There must be cement in the spines of some Tarpon Springs Board of Adjustment members. In January those volunteer board members stood up to the legal representatives of one of the most powerful retailers in America: Wal-Mart.
Last week, they did it again.
No fair, cried a Wal-Mart rep.
There is something rather appealing about watching Wal-Mart in such a position, especially since the real victim in this case is the environment.
Wal-Mart wants to build a supercenter on a beautiful parcel on the bank of the Anclote River, a protected Florida waterway in Tarpon Springs. The City Commission approved the project in a historic, all-night meeting three years ago. Wal-Mart has been battling to act on that approval ever since, stymied repeatedly by the work of opponents devoted to seeing that Wal-Mart never builds on the property.
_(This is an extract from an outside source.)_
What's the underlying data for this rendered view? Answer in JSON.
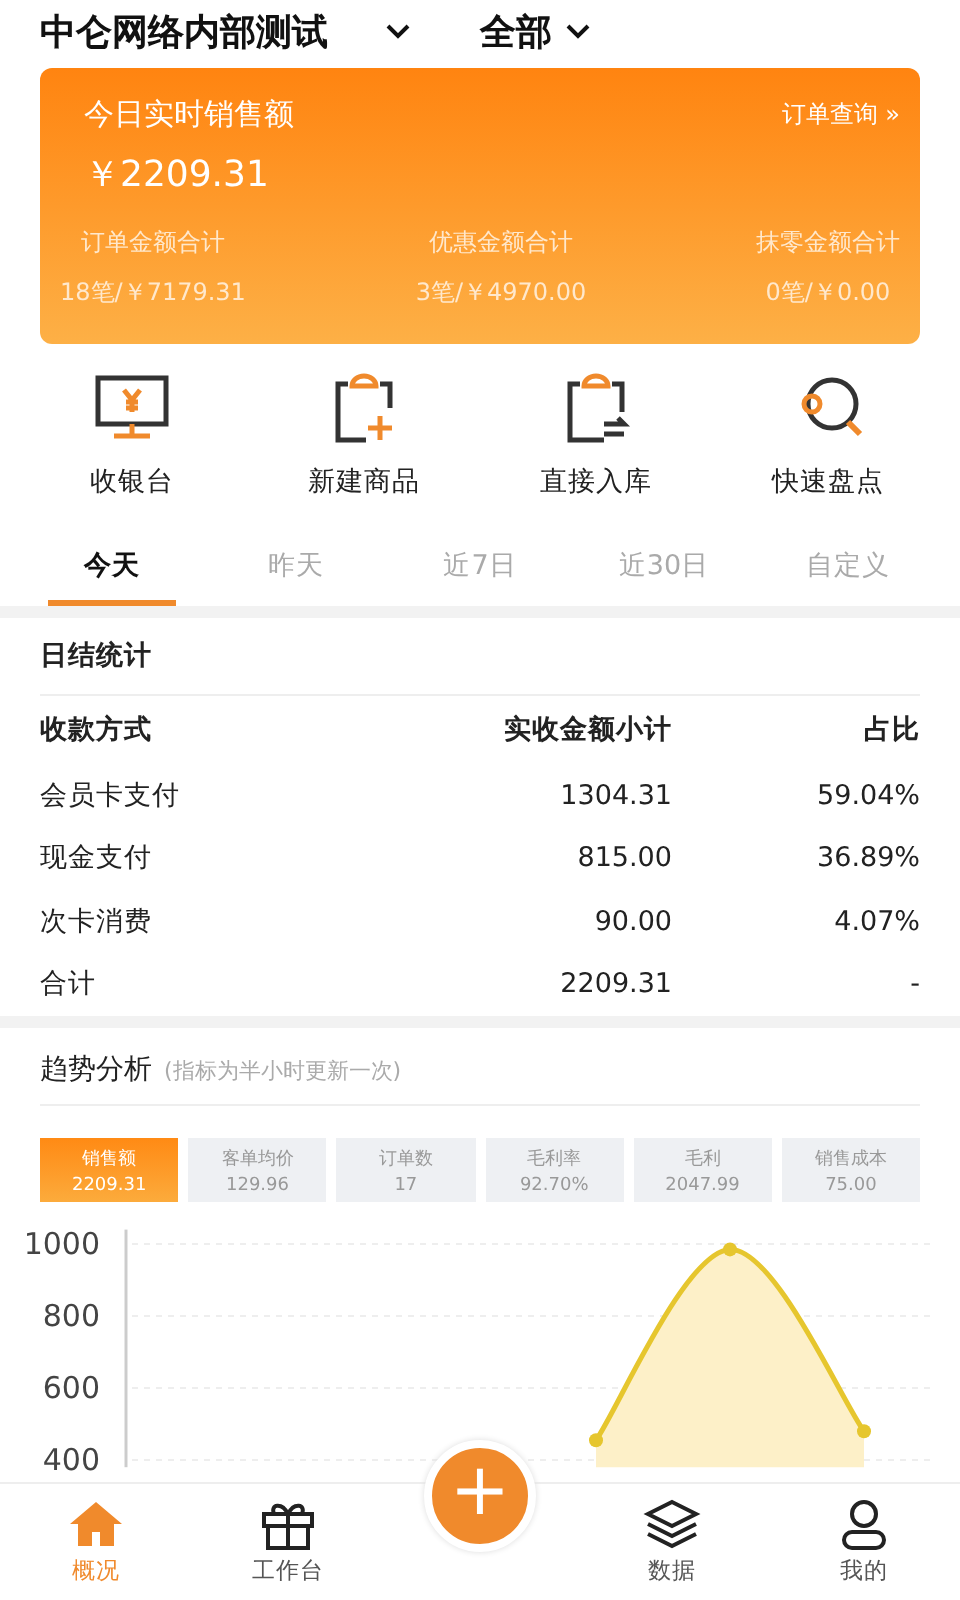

Lately, the Board of Adjustment has been as much of a blockade as the citizen opponents. Late last year, Wal-Mart had to make some changes in its site plan. If the city concluded that the changes were minor, Wal-Mart could move ahead with its plan. But if the changes were deemed major, Wal-Mart could be required to start all over with another public hearing before the City Commission.
The city staff decided the changes were minor. But the Board of Adjustment, after a three-hour public hearing in January, voted 3-2 that the changes were major.
Wal-Mart appealed that decision in last week's Board of Adjustment meeting, arguing that one board member should have recused himself from the January hearing and asking for a rehearing. However, no board member would make a motion to rehear the case.
Then Wal-Mart asked the board members to schedule another hearing so they could clarify their January decision. Wal-Mart's representatives claimed the board failed to state clearly enough why the changes were major.
Wal-Mart's request was part intimidation, part pressure tactic, but the board didn't fall for it, refusing to schedule another hearing. However, the board did vote to provide Wal-Mart with a written decision that would include each board member's reasoning for voting as they did in January. That document should be written with great care, since it is likely to be dissected by Wal-Mart and perhaps used in court. Wal-Mart has 30 days to decide whether to appeal the board's decision to circuit court.
After the board meeting, Wal-Mart spokeswoman Quenta Vettel said, "We just don't feel we've received a fair consideration from the board." Interesting. More than a few people in Tarpon Springs would say that neither they, nor the environment, have gotten fair consideration from Wal-Mart.